**Aim of the exercise:** Look through the entries for the string "FILADELFIA", and copy each line that holds it.

[Provided entries Boundary: Start]

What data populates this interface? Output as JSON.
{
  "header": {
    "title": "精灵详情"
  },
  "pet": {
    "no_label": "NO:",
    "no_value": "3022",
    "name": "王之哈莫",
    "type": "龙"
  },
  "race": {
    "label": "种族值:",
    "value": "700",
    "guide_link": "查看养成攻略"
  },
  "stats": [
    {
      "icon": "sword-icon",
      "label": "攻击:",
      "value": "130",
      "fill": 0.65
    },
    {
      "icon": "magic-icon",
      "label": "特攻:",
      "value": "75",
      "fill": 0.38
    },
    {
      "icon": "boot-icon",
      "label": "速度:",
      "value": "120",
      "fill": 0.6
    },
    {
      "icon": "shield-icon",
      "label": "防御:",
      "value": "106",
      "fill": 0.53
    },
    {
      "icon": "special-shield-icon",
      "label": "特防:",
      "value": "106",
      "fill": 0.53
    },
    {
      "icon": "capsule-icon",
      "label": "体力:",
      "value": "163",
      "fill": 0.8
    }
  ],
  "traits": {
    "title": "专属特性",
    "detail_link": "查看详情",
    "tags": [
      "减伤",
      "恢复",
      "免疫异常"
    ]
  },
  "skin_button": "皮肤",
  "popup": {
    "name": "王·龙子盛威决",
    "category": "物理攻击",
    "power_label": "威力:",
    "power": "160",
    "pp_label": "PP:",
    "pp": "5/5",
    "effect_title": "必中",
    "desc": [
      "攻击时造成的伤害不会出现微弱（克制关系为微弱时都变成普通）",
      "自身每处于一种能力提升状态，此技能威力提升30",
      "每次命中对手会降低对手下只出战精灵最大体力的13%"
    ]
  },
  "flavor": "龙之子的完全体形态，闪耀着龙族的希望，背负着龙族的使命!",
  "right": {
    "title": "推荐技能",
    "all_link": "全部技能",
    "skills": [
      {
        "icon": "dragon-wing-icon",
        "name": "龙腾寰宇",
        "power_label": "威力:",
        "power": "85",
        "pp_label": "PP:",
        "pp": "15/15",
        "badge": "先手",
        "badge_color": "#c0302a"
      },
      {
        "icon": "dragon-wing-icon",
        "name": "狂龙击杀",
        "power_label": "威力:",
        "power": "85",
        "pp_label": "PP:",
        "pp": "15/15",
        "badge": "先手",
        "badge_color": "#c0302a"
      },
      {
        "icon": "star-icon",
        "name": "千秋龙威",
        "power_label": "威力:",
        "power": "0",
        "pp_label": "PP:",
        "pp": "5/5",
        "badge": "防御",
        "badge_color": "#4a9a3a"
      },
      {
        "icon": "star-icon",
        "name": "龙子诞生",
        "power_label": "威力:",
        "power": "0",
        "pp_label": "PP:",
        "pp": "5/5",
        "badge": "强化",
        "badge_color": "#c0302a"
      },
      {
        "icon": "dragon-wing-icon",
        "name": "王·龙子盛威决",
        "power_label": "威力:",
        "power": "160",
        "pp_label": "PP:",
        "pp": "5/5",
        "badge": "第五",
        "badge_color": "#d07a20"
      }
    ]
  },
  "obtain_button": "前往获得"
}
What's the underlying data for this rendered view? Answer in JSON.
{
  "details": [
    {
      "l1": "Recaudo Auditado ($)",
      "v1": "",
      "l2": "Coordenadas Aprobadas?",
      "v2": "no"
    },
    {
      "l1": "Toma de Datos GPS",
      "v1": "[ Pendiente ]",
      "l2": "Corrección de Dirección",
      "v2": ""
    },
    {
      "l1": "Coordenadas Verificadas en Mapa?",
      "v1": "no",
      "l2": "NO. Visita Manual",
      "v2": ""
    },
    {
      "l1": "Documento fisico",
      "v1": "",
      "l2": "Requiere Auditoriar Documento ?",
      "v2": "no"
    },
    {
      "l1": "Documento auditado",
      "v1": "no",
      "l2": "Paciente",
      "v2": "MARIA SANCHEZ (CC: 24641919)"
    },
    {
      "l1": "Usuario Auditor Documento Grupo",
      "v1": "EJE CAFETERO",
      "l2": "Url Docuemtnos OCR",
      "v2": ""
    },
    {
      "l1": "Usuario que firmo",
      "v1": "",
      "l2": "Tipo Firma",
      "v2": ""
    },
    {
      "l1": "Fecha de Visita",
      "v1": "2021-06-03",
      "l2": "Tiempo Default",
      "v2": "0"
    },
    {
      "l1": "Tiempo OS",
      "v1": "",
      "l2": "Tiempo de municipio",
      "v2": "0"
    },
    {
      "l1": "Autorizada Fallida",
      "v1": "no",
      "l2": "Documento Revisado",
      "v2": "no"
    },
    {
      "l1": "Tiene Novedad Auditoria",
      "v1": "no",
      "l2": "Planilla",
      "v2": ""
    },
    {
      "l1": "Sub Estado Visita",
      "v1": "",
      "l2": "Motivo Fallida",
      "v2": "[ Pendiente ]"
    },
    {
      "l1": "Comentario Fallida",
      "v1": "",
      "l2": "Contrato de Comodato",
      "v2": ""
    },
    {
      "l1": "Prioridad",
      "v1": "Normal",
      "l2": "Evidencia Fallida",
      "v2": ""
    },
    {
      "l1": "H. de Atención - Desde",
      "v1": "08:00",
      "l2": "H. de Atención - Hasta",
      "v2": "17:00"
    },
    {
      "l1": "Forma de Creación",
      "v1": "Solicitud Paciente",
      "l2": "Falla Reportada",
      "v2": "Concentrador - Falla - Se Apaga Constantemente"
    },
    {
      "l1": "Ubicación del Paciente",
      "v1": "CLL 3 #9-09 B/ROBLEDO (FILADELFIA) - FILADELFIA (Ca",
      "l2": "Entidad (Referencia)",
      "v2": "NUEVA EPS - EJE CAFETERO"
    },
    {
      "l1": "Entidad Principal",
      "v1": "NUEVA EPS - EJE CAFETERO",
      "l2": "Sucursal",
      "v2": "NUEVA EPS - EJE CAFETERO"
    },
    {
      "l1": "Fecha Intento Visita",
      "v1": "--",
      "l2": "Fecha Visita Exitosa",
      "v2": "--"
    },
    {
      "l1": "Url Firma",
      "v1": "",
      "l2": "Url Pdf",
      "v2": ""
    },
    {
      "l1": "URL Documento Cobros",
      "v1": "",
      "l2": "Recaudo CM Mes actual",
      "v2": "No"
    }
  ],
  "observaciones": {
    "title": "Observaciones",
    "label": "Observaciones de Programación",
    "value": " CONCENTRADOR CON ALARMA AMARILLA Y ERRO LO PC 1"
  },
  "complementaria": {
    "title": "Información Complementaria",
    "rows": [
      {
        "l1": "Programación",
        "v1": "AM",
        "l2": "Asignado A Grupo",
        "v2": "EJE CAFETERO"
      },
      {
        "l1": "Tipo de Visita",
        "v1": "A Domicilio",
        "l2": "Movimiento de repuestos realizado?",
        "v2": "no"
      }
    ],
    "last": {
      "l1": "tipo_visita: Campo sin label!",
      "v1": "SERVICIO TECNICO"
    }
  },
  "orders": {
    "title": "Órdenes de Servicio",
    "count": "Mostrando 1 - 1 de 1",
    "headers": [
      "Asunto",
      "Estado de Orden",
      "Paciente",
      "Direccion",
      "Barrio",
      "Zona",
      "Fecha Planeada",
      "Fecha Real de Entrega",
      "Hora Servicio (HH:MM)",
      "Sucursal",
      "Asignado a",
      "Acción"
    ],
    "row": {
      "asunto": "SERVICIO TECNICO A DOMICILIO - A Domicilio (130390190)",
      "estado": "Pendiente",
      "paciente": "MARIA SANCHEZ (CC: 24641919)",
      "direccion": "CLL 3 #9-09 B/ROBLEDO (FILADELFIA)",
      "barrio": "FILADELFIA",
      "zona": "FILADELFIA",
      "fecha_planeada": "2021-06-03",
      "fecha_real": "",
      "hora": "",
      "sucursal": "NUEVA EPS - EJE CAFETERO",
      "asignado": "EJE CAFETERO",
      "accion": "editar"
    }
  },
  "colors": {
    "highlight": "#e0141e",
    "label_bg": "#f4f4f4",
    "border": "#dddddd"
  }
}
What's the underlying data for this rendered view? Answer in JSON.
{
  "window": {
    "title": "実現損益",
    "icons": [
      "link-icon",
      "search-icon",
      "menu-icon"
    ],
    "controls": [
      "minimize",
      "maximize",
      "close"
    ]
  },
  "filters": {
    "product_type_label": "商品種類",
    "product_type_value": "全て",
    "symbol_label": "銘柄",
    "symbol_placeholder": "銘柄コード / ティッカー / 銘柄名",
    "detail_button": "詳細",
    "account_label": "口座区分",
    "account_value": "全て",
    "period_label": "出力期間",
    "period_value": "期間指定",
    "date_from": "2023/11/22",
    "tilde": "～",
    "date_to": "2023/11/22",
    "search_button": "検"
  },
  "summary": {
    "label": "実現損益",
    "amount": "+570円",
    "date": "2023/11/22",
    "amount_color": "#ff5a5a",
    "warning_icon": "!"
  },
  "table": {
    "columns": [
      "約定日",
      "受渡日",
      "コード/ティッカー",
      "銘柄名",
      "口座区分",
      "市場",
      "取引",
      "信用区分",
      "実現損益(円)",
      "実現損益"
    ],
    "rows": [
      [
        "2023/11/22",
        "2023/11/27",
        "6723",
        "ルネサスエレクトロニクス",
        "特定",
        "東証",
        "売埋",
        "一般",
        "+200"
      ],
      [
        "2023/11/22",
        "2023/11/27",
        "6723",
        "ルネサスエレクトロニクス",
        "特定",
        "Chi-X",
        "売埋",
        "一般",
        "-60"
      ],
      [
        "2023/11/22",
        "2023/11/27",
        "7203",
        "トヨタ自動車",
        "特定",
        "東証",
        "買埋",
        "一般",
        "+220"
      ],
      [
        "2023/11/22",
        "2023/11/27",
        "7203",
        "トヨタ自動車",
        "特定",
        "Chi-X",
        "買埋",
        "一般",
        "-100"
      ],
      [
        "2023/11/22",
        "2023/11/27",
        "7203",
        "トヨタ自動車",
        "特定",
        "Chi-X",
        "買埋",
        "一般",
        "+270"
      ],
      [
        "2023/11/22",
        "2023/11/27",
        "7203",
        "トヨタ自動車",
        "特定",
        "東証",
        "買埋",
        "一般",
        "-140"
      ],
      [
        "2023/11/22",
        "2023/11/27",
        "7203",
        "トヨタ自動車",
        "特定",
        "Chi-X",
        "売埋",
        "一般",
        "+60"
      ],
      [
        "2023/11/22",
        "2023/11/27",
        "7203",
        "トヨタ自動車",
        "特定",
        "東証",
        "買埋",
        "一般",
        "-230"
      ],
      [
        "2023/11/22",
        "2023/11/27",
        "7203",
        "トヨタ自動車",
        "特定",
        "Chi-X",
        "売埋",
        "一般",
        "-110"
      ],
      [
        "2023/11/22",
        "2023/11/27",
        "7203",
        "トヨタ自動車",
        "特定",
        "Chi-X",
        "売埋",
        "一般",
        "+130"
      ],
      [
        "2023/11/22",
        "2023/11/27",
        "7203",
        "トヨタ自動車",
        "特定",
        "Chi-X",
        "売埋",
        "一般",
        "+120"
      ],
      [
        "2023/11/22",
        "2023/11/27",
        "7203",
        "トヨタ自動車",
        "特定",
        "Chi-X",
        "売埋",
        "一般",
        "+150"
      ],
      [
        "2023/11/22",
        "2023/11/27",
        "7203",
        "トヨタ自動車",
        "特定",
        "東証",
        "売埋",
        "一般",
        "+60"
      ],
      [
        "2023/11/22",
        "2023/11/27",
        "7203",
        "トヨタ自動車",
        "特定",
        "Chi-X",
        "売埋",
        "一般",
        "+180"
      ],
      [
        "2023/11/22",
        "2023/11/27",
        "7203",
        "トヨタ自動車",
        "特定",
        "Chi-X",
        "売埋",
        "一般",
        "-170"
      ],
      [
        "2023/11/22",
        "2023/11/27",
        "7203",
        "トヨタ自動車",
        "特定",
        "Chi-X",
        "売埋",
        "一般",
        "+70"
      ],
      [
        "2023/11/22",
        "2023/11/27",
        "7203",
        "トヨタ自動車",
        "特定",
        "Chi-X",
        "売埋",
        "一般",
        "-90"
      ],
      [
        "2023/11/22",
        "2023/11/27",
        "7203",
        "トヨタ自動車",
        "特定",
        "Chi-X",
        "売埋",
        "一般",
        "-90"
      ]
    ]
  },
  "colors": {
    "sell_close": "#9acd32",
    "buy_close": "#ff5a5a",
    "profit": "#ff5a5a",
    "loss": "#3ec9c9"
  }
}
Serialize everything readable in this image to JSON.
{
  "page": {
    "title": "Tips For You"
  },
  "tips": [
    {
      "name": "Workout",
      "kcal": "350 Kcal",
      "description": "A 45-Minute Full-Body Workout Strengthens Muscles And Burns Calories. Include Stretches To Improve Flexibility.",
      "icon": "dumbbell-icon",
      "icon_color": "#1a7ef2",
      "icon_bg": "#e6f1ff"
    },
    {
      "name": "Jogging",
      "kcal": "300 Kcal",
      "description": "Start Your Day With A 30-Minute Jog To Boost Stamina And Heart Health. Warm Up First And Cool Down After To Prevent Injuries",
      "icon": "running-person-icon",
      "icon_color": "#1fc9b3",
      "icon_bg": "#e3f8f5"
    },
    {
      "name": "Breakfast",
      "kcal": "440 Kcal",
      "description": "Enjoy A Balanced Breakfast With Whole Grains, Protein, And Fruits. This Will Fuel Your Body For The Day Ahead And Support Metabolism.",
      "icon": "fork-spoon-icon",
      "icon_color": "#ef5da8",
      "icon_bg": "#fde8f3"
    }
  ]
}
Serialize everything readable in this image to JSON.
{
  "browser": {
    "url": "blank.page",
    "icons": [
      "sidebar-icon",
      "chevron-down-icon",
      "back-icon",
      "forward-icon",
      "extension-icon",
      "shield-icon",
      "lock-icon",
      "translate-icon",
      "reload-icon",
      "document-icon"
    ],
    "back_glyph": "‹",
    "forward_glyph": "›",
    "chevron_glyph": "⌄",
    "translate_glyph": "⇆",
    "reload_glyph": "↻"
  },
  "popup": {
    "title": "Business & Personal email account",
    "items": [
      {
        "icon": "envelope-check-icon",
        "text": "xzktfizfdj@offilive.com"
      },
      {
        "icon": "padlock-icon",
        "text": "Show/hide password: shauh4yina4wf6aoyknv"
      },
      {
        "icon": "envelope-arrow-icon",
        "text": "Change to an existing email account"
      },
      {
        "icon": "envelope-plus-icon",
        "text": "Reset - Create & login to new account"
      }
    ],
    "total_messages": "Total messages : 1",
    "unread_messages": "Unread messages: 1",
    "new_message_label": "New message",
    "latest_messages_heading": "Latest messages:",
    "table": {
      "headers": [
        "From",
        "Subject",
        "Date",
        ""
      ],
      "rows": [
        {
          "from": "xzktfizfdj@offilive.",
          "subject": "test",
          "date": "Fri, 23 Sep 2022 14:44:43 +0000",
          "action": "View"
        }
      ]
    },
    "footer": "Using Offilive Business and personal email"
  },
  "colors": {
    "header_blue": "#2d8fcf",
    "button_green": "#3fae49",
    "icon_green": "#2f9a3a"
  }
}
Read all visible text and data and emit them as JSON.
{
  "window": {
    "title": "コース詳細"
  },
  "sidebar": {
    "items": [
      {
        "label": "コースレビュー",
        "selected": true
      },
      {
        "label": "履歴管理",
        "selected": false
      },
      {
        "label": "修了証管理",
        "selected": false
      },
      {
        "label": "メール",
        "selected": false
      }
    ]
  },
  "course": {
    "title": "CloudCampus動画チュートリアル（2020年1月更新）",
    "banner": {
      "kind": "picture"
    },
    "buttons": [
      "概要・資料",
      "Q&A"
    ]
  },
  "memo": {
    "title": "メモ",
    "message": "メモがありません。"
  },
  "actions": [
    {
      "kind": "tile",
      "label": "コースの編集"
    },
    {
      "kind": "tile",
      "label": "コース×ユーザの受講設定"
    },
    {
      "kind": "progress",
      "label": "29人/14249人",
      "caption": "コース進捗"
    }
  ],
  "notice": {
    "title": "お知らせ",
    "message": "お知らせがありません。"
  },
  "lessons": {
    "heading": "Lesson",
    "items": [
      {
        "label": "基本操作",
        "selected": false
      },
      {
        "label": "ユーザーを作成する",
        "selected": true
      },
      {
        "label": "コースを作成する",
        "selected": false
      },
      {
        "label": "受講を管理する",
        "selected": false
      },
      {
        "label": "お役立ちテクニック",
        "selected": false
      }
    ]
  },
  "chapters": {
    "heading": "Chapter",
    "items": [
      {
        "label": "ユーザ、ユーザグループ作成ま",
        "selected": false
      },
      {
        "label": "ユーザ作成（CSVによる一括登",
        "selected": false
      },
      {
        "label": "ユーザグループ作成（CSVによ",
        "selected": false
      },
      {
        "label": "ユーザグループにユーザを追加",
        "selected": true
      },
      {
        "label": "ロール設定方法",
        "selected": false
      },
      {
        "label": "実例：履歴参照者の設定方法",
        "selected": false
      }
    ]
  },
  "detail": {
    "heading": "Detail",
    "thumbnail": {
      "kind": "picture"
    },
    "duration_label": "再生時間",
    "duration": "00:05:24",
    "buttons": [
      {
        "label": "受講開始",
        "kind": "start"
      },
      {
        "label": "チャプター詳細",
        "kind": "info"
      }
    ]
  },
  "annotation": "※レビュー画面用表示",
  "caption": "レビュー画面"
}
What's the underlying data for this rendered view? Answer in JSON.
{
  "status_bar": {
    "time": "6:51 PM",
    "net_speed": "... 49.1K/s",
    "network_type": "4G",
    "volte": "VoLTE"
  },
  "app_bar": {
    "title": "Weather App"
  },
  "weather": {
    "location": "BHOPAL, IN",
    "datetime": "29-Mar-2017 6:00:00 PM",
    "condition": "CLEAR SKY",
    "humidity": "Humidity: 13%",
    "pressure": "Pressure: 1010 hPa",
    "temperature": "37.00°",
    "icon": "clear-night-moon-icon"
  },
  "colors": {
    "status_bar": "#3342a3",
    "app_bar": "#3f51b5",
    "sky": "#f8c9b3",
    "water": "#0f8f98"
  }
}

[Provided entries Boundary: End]

**Response to this task:**
      "v1": "CLL 3 #9-09 B/ROBLEDO (FILADELFIA) - FILADELFIA (Ca",
      "direccion": "CLL 3 #9-09 B/ROBLEDO (FILADELFIA)",
      "barrio": "FILADELFIA",
      "zona": "FILADELFIA",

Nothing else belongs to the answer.